Fabula Canuckus Emendatio (Ooopsus)
The Supreme Court has handed down a landmark ruling that invalidates Quebec's ban on private health insurance and delivers a caustic critique of the shortcomings of Canada's public health system.
The court noted, Mr. Ducky, and Ms. Hillary, "access to a waiting list is not access to health care."
On the face of it, the federal position is clear. "We're not going to have a two-tier health care system,"said Prime Minister Paul Martin after the ruling came down.
But a two-tier system has been taking root and growing for years, and the federal government has taken no effective action to stop it.
Martin's own doctor, Sheldon Elman, is the founder and CEO of the Medisys Health Group, which operates a chain of private MRI clinics.
The Prime Minister's Office has stated repeatedly that Martin uses his public health card, not his own money, to cover any services he receives.
All the same, it's estimated there are more than 90 private clinics in Quebec. Many of them offer diagnostic imaging, vital for the early detection of tumours and cancer. Some offer surgery at fees which run into the thousands of dollars.
The most aggressive private clinics operate in British Columbia, home province to Health Minister Ujjal Dosanjh.
The Cambie Surgery Centre in Vancouver describes itself as "the largest and most technologically advanced private surgical facility in Canada" with six state-of-the-art operating rooms.
The centre's web site says it offers general surgery, laparoscopic surgery, gynecology, vascular surgery, neurosurgery, ophthalmology and other services.
Earlier this month the Copeland Healthcare Centre, also in Vancouver, announced it will provide clients with "unparalleled levels of patient care" for a $2,300 annual fee.
Facility fees are banned under the Canada Health Act. When asked Friday why he has not cracked down on the private clinics, Dosanjh said:
"On the issue of the private clinics, the Canada Health Act violations, you know, I wrote to all the provinces, I received a response from one or two, I haven't thoroughly reviewed those letters, we're awaiting response from others, we're talking to officials."
It irks me that a prisoner can get quicker specialist consultations or surgery than law-abiding Canadians, but that's the law. Go bark to your MP about it.
Just last week, you may recall, a New Brunswick man who told police in Toronto he was planning a shooting rampage was jailed for three years. He wasn't actually going to kill anyone. The 44-year-old man, who had no prior criminal record, just wanted heart surgery. And he got it quickly while in custody.
Yes, he resorted to drastic measures to jump the queue, but people desperate for treatment will do extraordinary things.
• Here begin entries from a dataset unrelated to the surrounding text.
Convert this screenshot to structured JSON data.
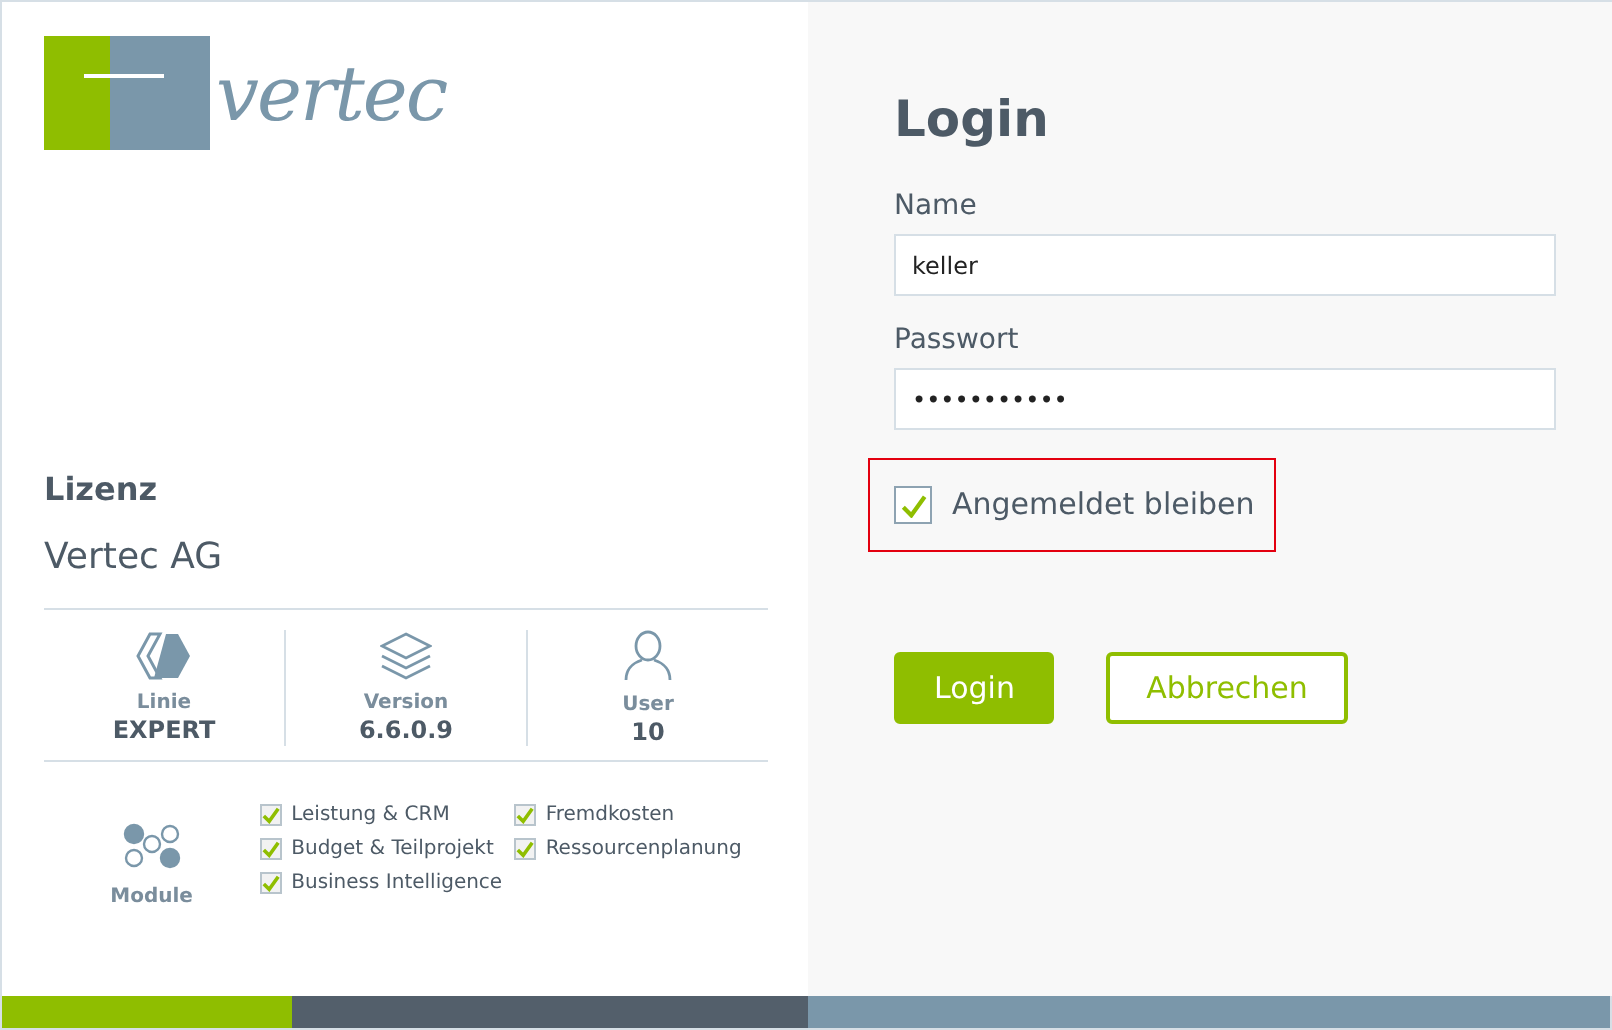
{
  "logo": {
    "text": "vertec"
  },
  "license": {
    "title": "Lizenz",
    "company": "Vertec AG",
    "stats": [
      {
        "kind": "line",
        "label": "Linie",
        "value": "EXPERT"
      },
      {
        "kind": "version",
        "label": "Version",
        "value": "6.6.0.9"
      },
      {
        "kind": "user",
        "label": "User",
        "value": "10"
      }
    ],
    "modules_label": "Module",
    "modules": [
      [
        {
          "label": "Leistung & CRM",
          "checked": true
        },
        {
          "label": "Budget & Teilprojekt",
          "checked": true
        },
        {
          "label": "Business Intelligence",
          "checked": true
        }
      ],
      [
        {
          "label": "Fremdkosten",
          "checked": true
        },
        {
          "label": "Ressourcenplanung",
          "checked": true
        }
      ]
    ]
  },
  "login": {
    "title": "Login",
    "fields": [
      {
        "label": "Name",
        "value": "keller"
      },
      {
        "label": "Passwort",
        "value": "•••••••••••"
      }
    ],
    "remember": {
      "label": "Angemeldet bleiben",
      "checked": true,
      "highlighted": true
    },
    "buttons": [
      {
        "kind": "primary",
        "label": "Login"
      },
      {
        "kind": "outline",
        "label": "Abbrechen"
      }
    ]
  }
}
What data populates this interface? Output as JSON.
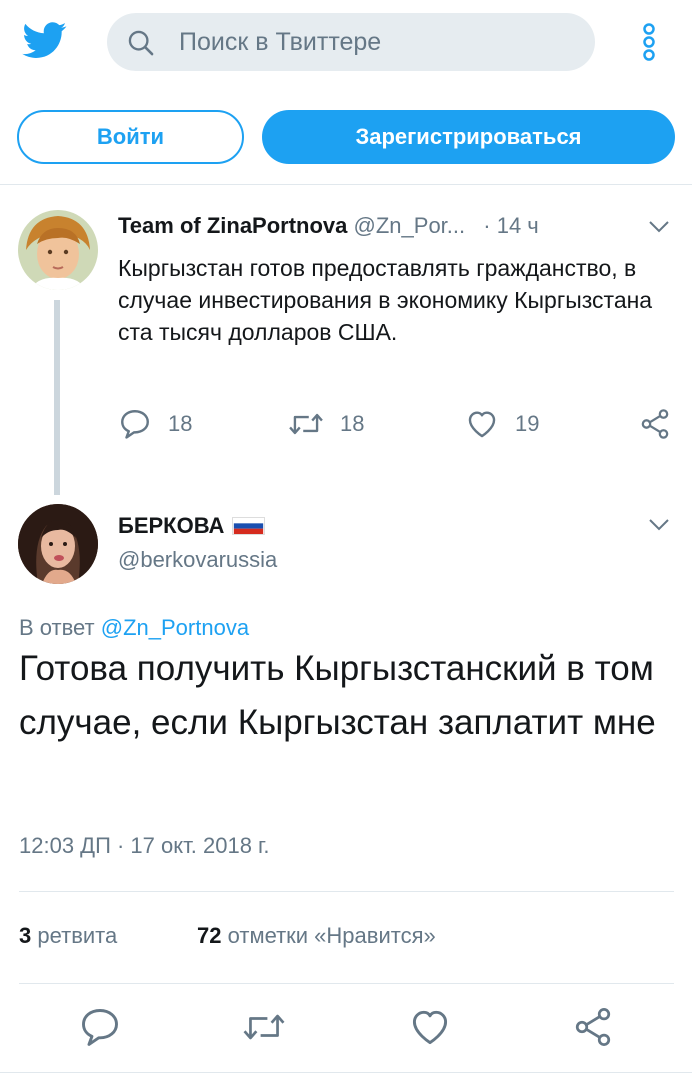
{
  "header": {
    "search_placeholder": "Поиск в Твиттере",
    "login_label": "Войти",
    "signup_label": "Зарегистрироваться"
  },
  "tweet1": {
    "author_name": "Team of ZinaPortnova",
    "author_handle": "@Zn_Por...",
    "separator": "·",
    "time": "14 ч",
    "text": "Кыргызстан готов предоставлять гражданство, в случае инвестирования в экономику Кыргызстана ста тысяч долларов США.",
    "replies": "18",
    "retweets": "18",
    "likes": "19"
  },
  "tweet2": {
    "author_name": "БЕРКОВА",
    "author_handle": "@berkovarussia",
    "reply_prefix": "В ответ",
    "reply_to": "@Zn_Portnova",
    "text": "Готова получить Кыргызстанский в том случае, если Кыргызстан заплатит мне",
    "timestamp": "12:03 ДП · 17 окт. 2018 г.",
    "retweet_count": "3",
    "retweet_label": "ретвита",
    "like_count": "72",
    "like_label": "отметки «Нравится»"
  },
  "icons": {
    "logo": "twitter-bird-icon",
    "search": "search-icon",
    "menu": "more-vertical-icon",
    "reply": "reply-icon",
    "retweet": "retweet-icon",
    "like": "heart-icon",
    "share": "share-icon",
    "chevron": "chevron-down-icon",
    "flag": "russian-flag-icon"
  },
  "colors": {
    "brand": "#1da1f2",
    "muted": "#657786",
    "text": "#14171a",
    "divider": "#e1e8ed"
  }
}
Some spend $50,000 to get surgery abroad.
First, of course, we must ask the usual suspects on the left -- the "health care activists", the CBC commentators, the union leaders, the Toronto Star columnists, the professors, the Liberals and last but not least, the NDPers, some of whom are calling for the use of the notwithstanding clause to strike down the Supreme Court's ruling (and oh, the delicious irony of that) -- just what it is that you are all so upset about?
This is exactly what you said you wanted -- an activist, interventionist Supreme Court broadly interpreting the Charter of Rights (in this case, both the Quebec Charter and Canada's) and standing up for ordinary people when gutless politicians won't act.
A year ago, supporters of Canada's government-run health care monopoly stood aghast as a Quebec doctor named Jacques Chaoulli and a hip-surgery patient named George Zeliotis presented the Supreme Court of Canada with an original argument. Medicare's waiting lists have become so dangerously long, they asserted, that legally banning people from paying for their own health care or purchasing private insurance violates the Charter of Rights' guarantee of life, liberty and security of the person.
What the hell does it take for Canadians to rise up in outrage?
A group of relatively wealthy Canadian men and women, in black robes and powdered wigs, have ruled unconstitutional the law that bans the private delivery of medical services in this country.
The case for marketplace solutions over a national health system was made at the forum by Sally Pipes, a conservative Canadian economist who heads the Pacific Research Institute in San Francisco. Some of her indictment of Canadian health care:
• Canada has a severe shortage of diagnostic machines, ranking 16th in computed tomography scanners and 20th for magnetic resonance imaging devices. Pipes' elderly mom couldn't get an MRI and had to wait six months for a CT scan.
• Waiting times for a referral from a general practitioner to non-urgent treatment by a specialist can be 18 weeks. Pipes' mom had to wait one year to see an orthopedic surgeon about her knee and then another year for a replacement. Then it wasn't the titanium prosthesis she wanted.
• If he were Canadian, President Clinton's wait for bypass surgery would have been six weeks, instead of the four days he enjoyed in the states.
• "Illegal" private clinics are popping up all over Canada to fill gaps in the country's rationed treatment. The prime minister uses one in Montreal, Pipes asserts.
• Some 250 Canadian doctors head to the U.S. each year.
• Canadians routinely cross the U.S. border for timely and effective health care and pay out of pocket, including top politicians.
"The Canadian health care system is that of a Third World country," Pipes said.